Two big differences between Trump DC indictment and pending GA cases

Indictments expected soon in the Fulton County investigation into 2020 election interference. Any case brought in Georgia would carry two big differences to the federal indictment.

Even before expected indictments are handed up by a Fulton County grand jury, we already know two big differences between the Georgia election interference case and the federal indictment made public Tuesday against Donald Trump: pardons and the press.

"The president has no power to pardon anyone in Georgia convicted of a state crime," explained J.Tom Morgan, a longtime former DeKalb County prosecutor.

That means that even if the former president is re-elected, he will be unable to reverse the convictions of anyone found guilty from a possible Fulton County indictment.

"Whoever’s indicted in Georgia needs to take a serious look at their ability to cooperate with the prosecution," cautioned Morgan.

Some of the people described as co-conspirators in the federal indictment have also been targeted by the Fulton County grand jury: attorneys Rudy Giuliani, Sidney Powell, John Eastman, Jeffrey Clark and Kenneth Chesebro.

So far, only Donald Trump has been indicted. Georgia was mentioned 48 times in the Trump indictment.


But Morgan agrees pardon power may not be the most important difference between the two cases.

The biggest? Television.

Longtime former prosecutor J.Tom Morgan believes a televised trial of Donald Trump would be more important for public perception than a federal trial without cameras.

Cameras are not allowed in federal trials.

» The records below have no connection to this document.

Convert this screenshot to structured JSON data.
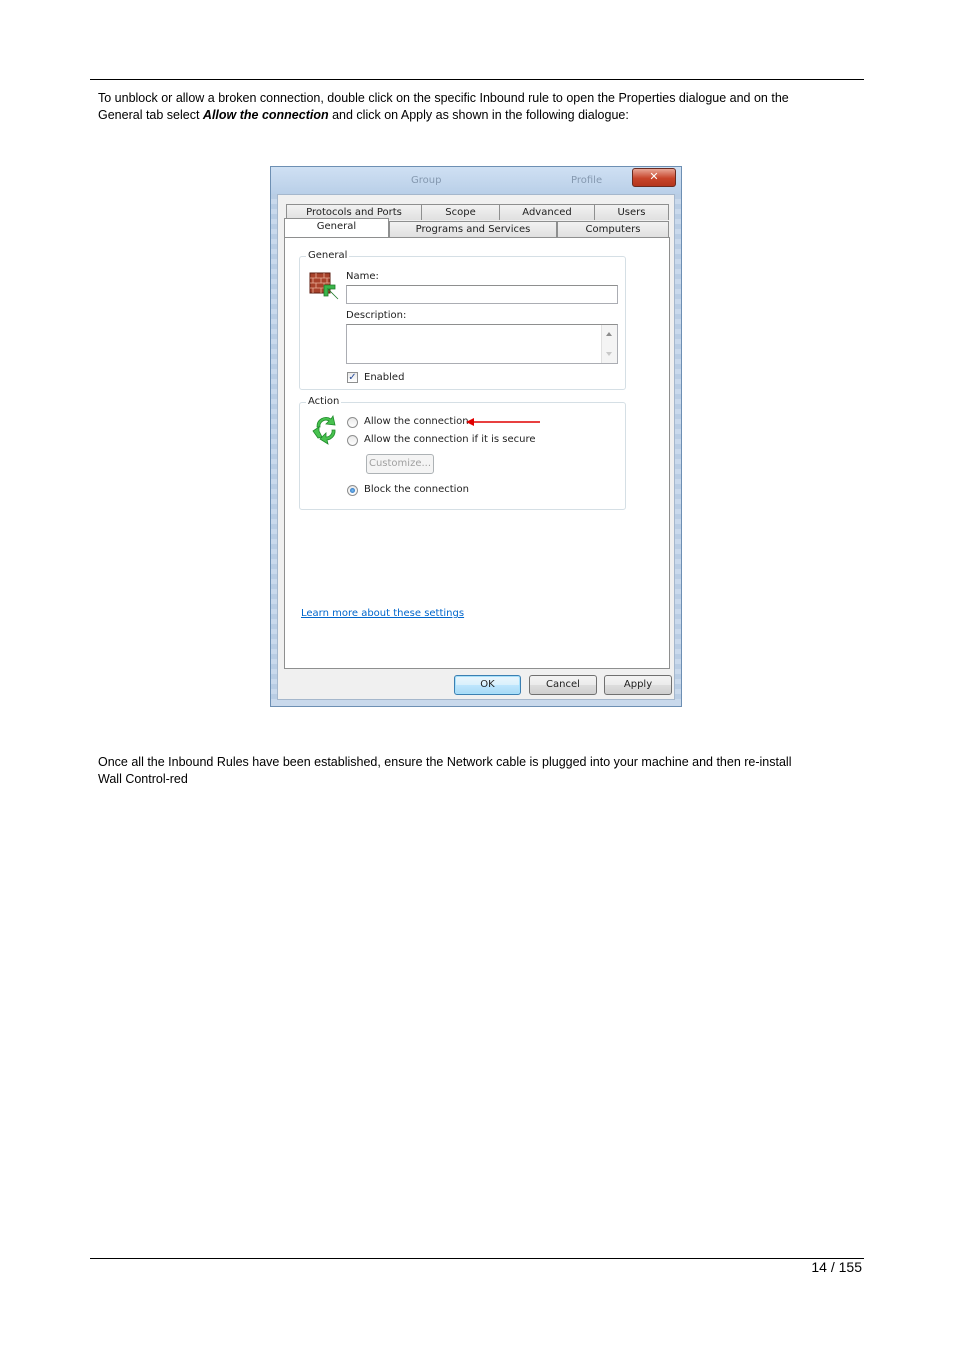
{
  "intro": {
    "line1": "To unblock or allow a broken connection, double click on the specific Inbound rule to open the Properties dialogue and on the",
    "line2_pre": "General tab select ",
    "line2_em": "Allow the connection",
    "line2_post": " and click on Apply as shown in the following dialogue:"
  },
  "dialog": {
    "title": "Group",
    "title_right": "Profile",
    "close_glyph": "✕",
    "tabs_row1": [
      "Protocols and Ports",
      "Scope",
      "Advanced",
      "Users"
    ],
    "tabs_row2": [
      "General",
      "Programs and Services",
      "Computers"
    ],
    "general_group": {
      "label": "General",
      "name_label": "Name:",
      "name_value": "",
      "description_label": "Description:",
      "description_value": "",
      "enabled_label": "Enabled",
      "enabled_checked": true
    },
    "action_group": {
      "label": "Action",
      "options": [
        {
          "label": "Allow the connection",
          "selected": false
        },
        {
          "label": "Allow the connection if it is secure",
          "selected": false
        },
        {
          "label": "Block the connection",
          "selected": true
        }
      ],
      "customize_label": "Customize..."
    },
    "learn_more_link": "Learn more about these settings",
    "buttons": {
      "ok": "OK",
      "cancel": "Cancel",
      "apply": "Apply"
    },
    "icons": {
      "general": "firewall-brick-icon",
      "action": "recycle-arrows-icon"
    },
    "colors": {
      "annotation_arrow": "#e00000",
      "link": "#0066cc"
    }
  },
  "outro": {
    "line1": "Once all the Inbound Rules have been established, ensure the Network cable is plugged into your machine and then re-install",
    "line2": "Wall Control-red"
  },
  "footer": {
    "page": "14 / 155"
  }
}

Mr. Trump also faces prosecution in the state of New York over payments made to porn star Stormy Daniels. But even though photographers were allowed to take still pictures of the arraignment, New York has some of the most restrictive laws in the country when it comes to cameras in the courtroom. Video cameras are not expected to be okayed for any future trial.

In contrast, Georgia law regarding courtroom cameras are some of the most liberal in the country. Cameras are assumed to be allowed inside Georgia courtrooms unless there a limited set of circumstances, usually involving juvenile cases.

Morgan said that makes a potential Fulton County criminal case more important than any other Trump indictment.

"The public can for the first time actually see and hear for themselves what the witnesses and if the defendants choose to take the stand what they have to say about this matter," he said. "And the American public as well as the world can see what these cases are all about."

And for that reason alone, he predicts defense attorneys will try to schedule any Fulton County case last.

"The defense strategy in this will be to use everything known to lawyers to delay, delay, delay the Georgia case."